More government loans – if you want them

The government have also given us more time to pay certain tax bills:

  • Self assessment tax due 31 January 2021 can be deferred to 31 January 2022.
  • VAT from spring 2020 was due for payment by 31 March 2021. This can now be paid in instalments over 2021/22, needing to be cleared by 31 March 2022.
  • HMRC’s Time to Pay helpline is available to help taxpayers discuss paying off their other taxes.
 

As well as these extensions, bounce back loan payments can now also be extended. They can be made over ten years instead of five. This almost halves the monthly repayments.

We have also been told that you can have up to three interest only periods of six months and one six month payment holiday. You need to have started making repayments before you can access these reliefs.

These schemes offer respite only. The amount you have to repay does not reduce, but the government are giving you longer to pay off your debt to them, albeit with relatively low rates of interest.. This could be incredibly helpful, but I also fear that business owners will ‘forget’ that they have debts to pay and might run out of money when they are asked to start making their repayments.

How about 2021?

I wonder what our tax rates will look like by the time these coronavirus troubles are past us?

Will the temporary 5% rate end on 31 March as promised by the Chancellor? If industries are suffering to get back on their feet, maybe this reduced rate could be kept for longer, or extended to cover more businesses – for example to include cinema tickets or high street retail. Alternatively, with so much money being spent this year supporting the economy, maybe the standard rate of VAT will need to increase.

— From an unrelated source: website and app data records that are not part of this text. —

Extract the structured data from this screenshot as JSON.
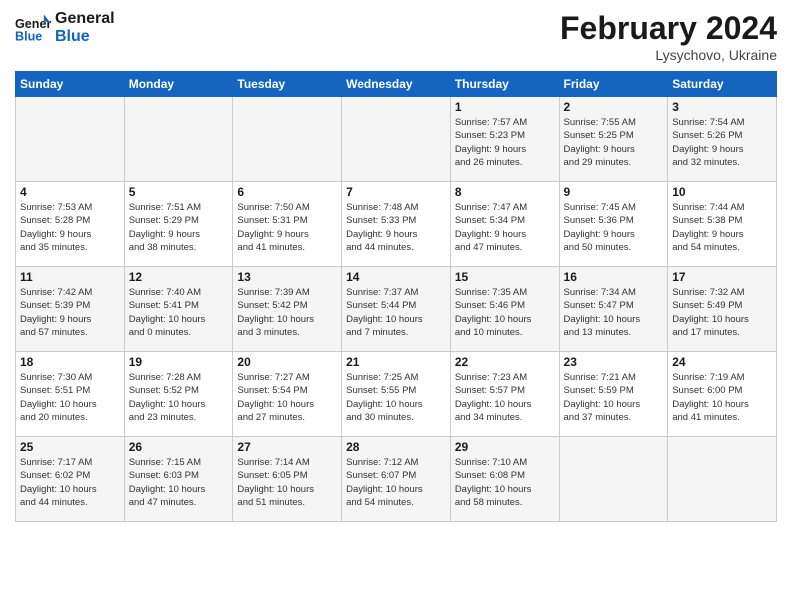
{
  "header": {
    "logo_general": "General",
    "logo_blue": "Blue",
    "month_title": "February 2024",
    "location": "Lysychovo, Ukraine"
  },
  "days_of_week": [
    "Sunday",
    "Monday",
    "Tuesday",
    "Wednesday",
    "Thursday",
    "Friday",
    "Saturday"
  ],
  "weeks": [
    [
      {
        "day": "",
        "info": ""
      },
      {
        "day": "",
        "info": ""
      },
      {
        "day": "",
        "info": ""
      },
      {
        "day": "",
        "info": ""
      },
      {
        "day": "1",
        "info": "Sunrise: 7:57 AM\nSunset: 5:23 PM\nDaylight: 9 hours\nand 26 minutes."
      },
      {
        "day": "2",
        "info": "Sunrise: 7:55 AM\nSunset: 5:25 PM\nDaylight: 9 hours\nand 29 minutes."
      },
      {
        "day": "3",
        "info": "Sunrise: 7:54 AM\nSunset: 5:26 PM\nDaylight: 9 hours\nand 32 minutes."
      }
    ],
    [
      {
        "day": "4",
        "info": "Sunrise: 7:53 AM\nSunset: 5:28 PM\nDaylight: 9 hours\nand 35 minutes."
      },
      {
        "day": "5",
        "info": "Sunrise: 7:51 AM\nSunset: 5:29 PM\nDaylight: 9 hours\nand 38 minutes."
      },
      {
        "day": "6",
        "info": "Sunrise: 7:50 AM\nSunset: 5:31 PM\nDaylight: 9 hours\nand 41 minutes."
      },
      {
        "day": "7",
        "info": "Sunrise: 7:48 AM\nSunset: 5:33 PM\nDaylight: 9 hours\nand 44 minutes."
      },
      {
        "day": "8",
        "info": "Sunrise: 7:47 AM\nSunset: 5:34 PM\nDaylight: 9 hours\nand 47 minutes."
      },
      {
        "day": "9",
        "info": "Sunrise: 7:45 AM\nSunset: 5:36 PM\nDaylight: 9 hours\nand 50 minutes."
      },
      {
        "day": "10",
        "info": "Sunrise: 7:44 AM\nSunset: 5:38 PM\nDaylight: 9 hours\nand 54 minutes."
      }
    ],
    [
      {
        "day": "11",
        "info": "Sunrise: 7:42 AM\nSunset: 5:39 PM\nDaylight: 9 hours\nand 57 minutes."
      },
      {
        "day": "12",
        "info": "Sunrise: 7:40 AM\nSunset: 5:41 PM\nDaylight: 10 hours\nand 0 minutes."
      },
      {
        "day": "13",
        "info": "Sunrise: 7:39 AM\nSunset: 5:42 PM\nDaylight: 10 hours\nand 3 minutes."
      },
      {
        "day": "14",
        "info": "Sunrise: 7:37 AM\nSunset: 5:44 PM\nDaylight: 10 hours\nand 7 minutes."
      },
      {
        "day": "15",
        "info": "Sunrise: 7:35 AM\nSunset: 5:46 PM\nDaylight: 10 hours\nand 10 minutes."
      },
      {
        "day": "16",
        "info": "Sunrise: 7:34 AM\nSunset: 5:47 PM\nDaylight: 10 hours\nand 13 minutes."
      },
      {
        "day": "17",
        "info": "Sunrise: 7:32 AM\nSunset: 5:49 PM\nDaylight: 10 hours\nand 17 minutes."
      }
    ],
    [
      {
        "day": "18",
        "info": "Sunrise: 7:30 AM\nSunset: 5:51 PM\nDaylight: 10 hours\nand 20 minutes."
      },
      {
        "day": "19",
        "info": "Sunrise: 7:28 AM\nSunset: 5:52 PM\nDaylight: 10 hours\nand 23 minutes."
      },
      {
        "day": "20",
        "info": "Sunrise: 7:27 AM\nSunset: 5:54 PM\nDaylight: 10 hours\nand 27 minutes."
      },
      {
        "day": "21",
        "info": "Sunrise: 7:25 AM\nSunset: 5:55 PM\nDaylight: 10 hours\nand 30 minutes."
      },
      {
        "day": "22",
        "info": "Sunrise: 7:23 AM\nSunset: 5:57 PM\nDaylight: 10 hours\nand 34 minutes."
      },
      {
        "day": "23",
        "info": "Sunrise: 7:21 AM\nSunset: 5:59 PM\nDaylight: 10 hours\nand 37 minutes."
      },
      {
        "day": "24",
        "info": "Sunrise: 7:19 AM\nSunset: 6:00 PM\nDaylight: 10 hours\nand 41 minutes."
      }
    ],
    [
      {
        "day": "25",
        "info": "Sunrise: 7:17 AM\nSunset: 6:02 PM\nDaylight: 10 hours\nand 44 minutes."
      },
      {
        "day": "26",
        "info": "Sunrise: 7:15 AM\nSunset: 6:03 PM\nDaylight: 10 hours\nand 47 minutes."
      },
      {
        "day": "27",
        "info": "Sunrise: 7:14 AM\nSunset: 6:05 PM\nDaylight: 10 hours\nand 51 minutes."
      },
      {
        "day": "28",
        "info": "Sunrise: 7:12 AM\nSunset: 6:07 PM\nDaylight: 10 hours\nand 54 minutes."
      },
      {
        "day": "29",
        "info": "Sunrise: 7:10 AM\nSunset: 6:08 PM\nDaylight: 10 hours\nand 58 minutes."
      },
      {
        "day": "",
        "info": ""
      },
      {
        "day": "",
        "info": ""
      }
    ]
  ]
}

There is absolutely no certainty about what next year will bring us, and therefore the same is true of our tax rates. I thought, when writing my previous paragraph that it seemed a little pointless to be making predictions in a time when we see almighty changes about every three months. But that was the point, both tax cuts and increases are possible and believable. Even if nothing else goes wrong between now and the spring.

What we do know, is that we don’t know. Therefore I believe that our focus should be on ensuring we have viable businesses now and doing anything possible to prepare to weather a difficult year. For example, one business has told me they have been making more profit since the 5% VAT rate was brought in, so they are taking that profit to build up their reserves. They can then use this ‘war chest’ money if things get even harder next year.

Keeping informed

Shortly after the Winter Economy plan was announced we held a webinar for clients to explain the new schemes and answer their questions.

To support you over the coming months we will be keeping our COVID-19 updates page up to date with any changes made to the support available, we will also run webinars to explain key announcements and offer clients the opportunity to ask us questions about how the schemes will impact their business.

We are also planning a series of related online events to give us the opportunity to help clients grow even through these tricky trading conditions.

To stay informed, please follow us on one of our social media channels – Facebook, Twitter or YouTube.

We hope these online articles help explain what support is available to you, but if you think we have missed anything or could improve the support we are giving please do say. Contact us to ask a question, or offer your suggestions.

Share on facebook
Share on twitter
Share on linkedin
Share on email
Share on whatsapp

Other Insights

Be ready – HMRC are increasing their VAT enquiries

My Finance Drive bookkeeping team have seen a recent increase in the number of enquiries from HMRC, especially on VAT Returns. One HMRC agent told us that extra staff had been brought in from other departments to help them complete all of these reviews. But what is a VAT enquiry? What does it mean for your business? And what has prompted this increase?

Read More »

Job Retention Bonus

The Job Retention Bonus of £1,000 can be claimed by employers between 15 February 2021 and 31 March 2021. An employer can claim this one-off

Read More »

This website uses cookies to ensure you get the best experience on our website.